_About this task:_
In full and without change, retype the records.

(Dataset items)
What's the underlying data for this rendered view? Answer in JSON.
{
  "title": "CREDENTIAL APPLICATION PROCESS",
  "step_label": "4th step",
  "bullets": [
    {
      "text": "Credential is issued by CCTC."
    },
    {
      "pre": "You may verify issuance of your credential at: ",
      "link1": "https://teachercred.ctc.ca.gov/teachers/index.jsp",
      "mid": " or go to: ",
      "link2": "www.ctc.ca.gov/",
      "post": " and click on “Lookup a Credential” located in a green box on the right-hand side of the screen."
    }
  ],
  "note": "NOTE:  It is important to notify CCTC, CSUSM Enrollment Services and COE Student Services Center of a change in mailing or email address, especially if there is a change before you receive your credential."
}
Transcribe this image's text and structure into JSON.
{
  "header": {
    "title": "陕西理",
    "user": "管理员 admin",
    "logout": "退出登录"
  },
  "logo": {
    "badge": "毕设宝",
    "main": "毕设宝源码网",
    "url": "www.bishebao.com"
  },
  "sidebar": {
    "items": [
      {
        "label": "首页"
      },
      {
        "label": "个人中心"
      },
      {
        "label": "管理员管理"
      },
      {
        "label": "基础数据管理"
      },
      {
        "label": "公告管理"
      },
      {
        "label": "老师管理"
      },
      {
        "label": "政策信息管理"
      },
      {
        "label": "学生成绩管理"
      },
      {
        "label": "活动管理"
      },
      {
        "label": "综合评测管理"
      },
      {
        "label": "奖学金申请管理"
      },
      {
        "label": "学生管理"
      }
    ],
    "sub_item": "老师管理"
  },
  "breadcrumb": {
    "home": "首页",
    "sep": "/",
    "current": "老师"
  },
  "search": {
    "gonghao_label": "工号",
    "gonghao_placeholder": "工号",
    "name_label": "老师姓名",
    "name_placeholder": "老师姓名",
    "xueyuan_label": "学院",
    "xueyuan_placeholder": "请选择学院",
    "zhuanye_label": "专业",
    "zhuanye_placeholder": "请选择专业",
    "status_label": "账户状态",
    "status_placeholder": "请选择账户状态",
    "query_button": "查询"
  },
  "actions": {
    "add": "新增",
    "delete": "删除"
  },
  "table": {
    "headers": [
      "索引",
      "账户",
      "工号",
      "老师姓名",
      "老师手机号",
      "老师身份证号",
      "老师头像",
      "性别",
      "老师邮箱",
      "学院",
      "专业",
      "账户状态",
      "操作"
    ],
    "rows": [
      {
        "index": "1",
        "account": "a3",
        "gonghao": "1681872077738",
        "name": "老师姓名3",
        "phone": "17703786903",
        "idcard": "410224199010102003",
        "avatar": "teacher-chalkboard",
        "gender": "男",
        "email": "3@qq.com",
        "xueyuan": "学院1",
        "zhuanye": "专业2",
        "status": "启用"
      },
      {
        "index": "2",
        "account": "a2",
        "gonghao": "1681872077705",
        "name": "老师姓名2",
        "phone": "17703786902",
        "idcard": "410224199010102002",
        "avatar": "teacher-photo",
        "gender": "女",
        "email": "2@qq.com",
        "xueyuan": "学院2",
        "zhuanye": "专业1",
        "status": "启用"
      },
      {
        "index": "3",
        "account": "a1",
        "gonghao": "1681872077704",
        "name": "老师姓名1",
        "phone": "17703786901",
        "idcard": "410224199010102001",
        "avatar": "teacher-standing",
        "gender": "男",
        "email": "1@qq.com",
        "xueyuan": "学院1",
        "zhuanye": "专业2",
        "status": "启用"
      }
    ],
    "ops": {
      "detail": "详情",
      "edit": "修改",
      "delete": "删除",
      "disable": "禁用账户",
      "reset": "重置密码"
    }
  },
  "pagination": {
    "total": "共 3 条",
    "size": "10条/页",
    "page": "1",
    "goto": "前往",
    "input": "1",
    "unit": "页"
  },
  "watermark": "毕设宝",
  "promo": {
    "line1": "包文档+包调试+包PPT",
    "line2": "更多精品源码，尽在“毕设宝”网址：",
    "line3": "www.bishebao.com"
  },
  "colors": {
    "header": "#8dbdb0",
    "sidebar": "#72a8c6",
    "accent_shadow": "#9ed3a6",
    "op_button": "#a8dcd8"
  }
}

_Completed task:_
What's the underlying data for this rendered view? Answer in JSON.
{
  "title": "CREDENTIAL APPLICATION PROCESS",
  "step_label": "4th step",
  "bullets": [
    {
      "text": "Credential is issued by CCTC."
    },
    {
      "pre": "You may verify issuance of your credential at: ",
      "link1": "https://teachercred.ctc.ca.gov/teachers/index.jsp",
      "mid": " or go to: ",
      "link2": "www.ctc.ca.gov/",
      "post": " and click on “Lookup a Credential” located in a green box on the right-hand side of the screen."
    }
  ],
  "note": "NOTE:  It is important to notify CCTC, CSUSM Enrollment Services and COE Student Services Center of a change in mailing or email address, especially if there is a change before you receive your credential."
}
Transcribe this image's text and structure into JSON.
{
  "header": {
    "title": "陕西理",
    "user": "管理员 admin",
    "logout": "退出登录"
  },
  "logo": {
    "badge": "毕设宝",
    "main": "毕设宝源码网",
    "url": "www.bishebao.com"
  },
  "sidebar": {
    "items": [
      {
        "label": "首页"
      },
      {
        "label": "个人中心"
      },
      {
        "label": "管理员管理"
      },
      {
        "label": "基础数据管理"
      },
      {
        "label": "公告管理"
      },
      {
        "label": "老师管理"
      },
      {
        "label": "政策信息管理"
      },
      {
        "label": "学生成绩管理"
      },
      {
        "label": "活动管理"
      },
      {
        "label": "综合评测管理"
      },
      {
        "label": "奖学金申请管理"
      },
      {
        "label": "学生管理"
      }
    ],
    "sub_item": "老师管理"
  },
  "breadcrumb": {
    "home": "首页",
    "sep": "/",
    "current": "老师"
  },
  "search": {
    "gonghao_label": "工号",
    "gonghao_placeholder": "工号",
    "name_label": "老师姓名",
    "name_placeholder": "老师姓名",
    "xueyuan_label": "学院",
    "xueyuan_placeholder": "请选择学院",
    "zhuanye_label": "专业",
    "zhuanye_placeholder": "请选择专业",
    "status_label": "账户状态",
    "status_placeholder": "请选择账户状态",
    "query_button": "查询"
  },
  "actions": {
    "add": "新增",
    "delete": "删除"
  },
  "table": {
    "headers": [
      "索引",
      "账户",
      "工号",
      "老师姓名",
      "老师手机号",
      "老师身份证号",
      "老师头像",
      "性别",
      "老师邮箱",
      "学院",
      "专业",
      "账户状态",
      "操作"
    ],
    "rows": [
      {
        "index": "1",
        "account": "a3",
        "gonghao": "1681872077738",
        "name": "老师姓名3",
        "phone": "17703786903",
        "idcard": "410224199010102003",
        "avatar": "teacher-chalkboard",
        "gender": "男",
        "email": "3@qq.com",
        "xueyuan": "学院1",
        "zhuanye": "专业2",
        "status": "启用"
      },
      {
        "index": "2",
        "account": "a2",
        "gonghao": "1681872077705",
        "name": "老师姓名2",
        "phone": "17703786902",
        "idcard": "410224199010102002",
        "avatar": "teacher-photo",
        "gender": "女",
        "email": "2@qq.com",
        "xueyuan": "学院2",
        "zhuanye": "专业1",
        "status": "启用"
      },
      {
        "index": "3",
        "account": "a1",
        "gonghao": "1681872077704",
        "name": "老师姓名1",
        "phone": "17703786901",
        "idcard": "410224199010102001",
        "avatar": "teacher-standing",
        "gender": "男",
        "email": "1@qq.com",
        "xueyuan": "学院1",
        "zhuanye": "专业2",
        "status": "启用"
      }
    ],
    "ops": {
      "detail": "详情",
      "edit": "修改",
      "delete": "删除",
      "disable": "禁用账户",
      "reset": "重置密码"
    }
  },
  "pagination": {
    "total": "共 3 条",
    "size": "10条/页",
    "page": "1",
    "goto": "前往",
    "input": "1",
    "unit": "页"
  },
  "watermark": "毕设宝",
  "promo": {
    "line1": "包文档+包调试+包PPT",
    "line2": "更多精品源码，尽在“毕设宝”网址：",
    "line3": "www.bishebao.com"
  },
  "colors": {
    "header": "#8dbdb0",
    "sidebar": "#72a8c6",
    "accent_shadow": "#9ed3a6",
    "op_button": "#a8dcd8"
  }
}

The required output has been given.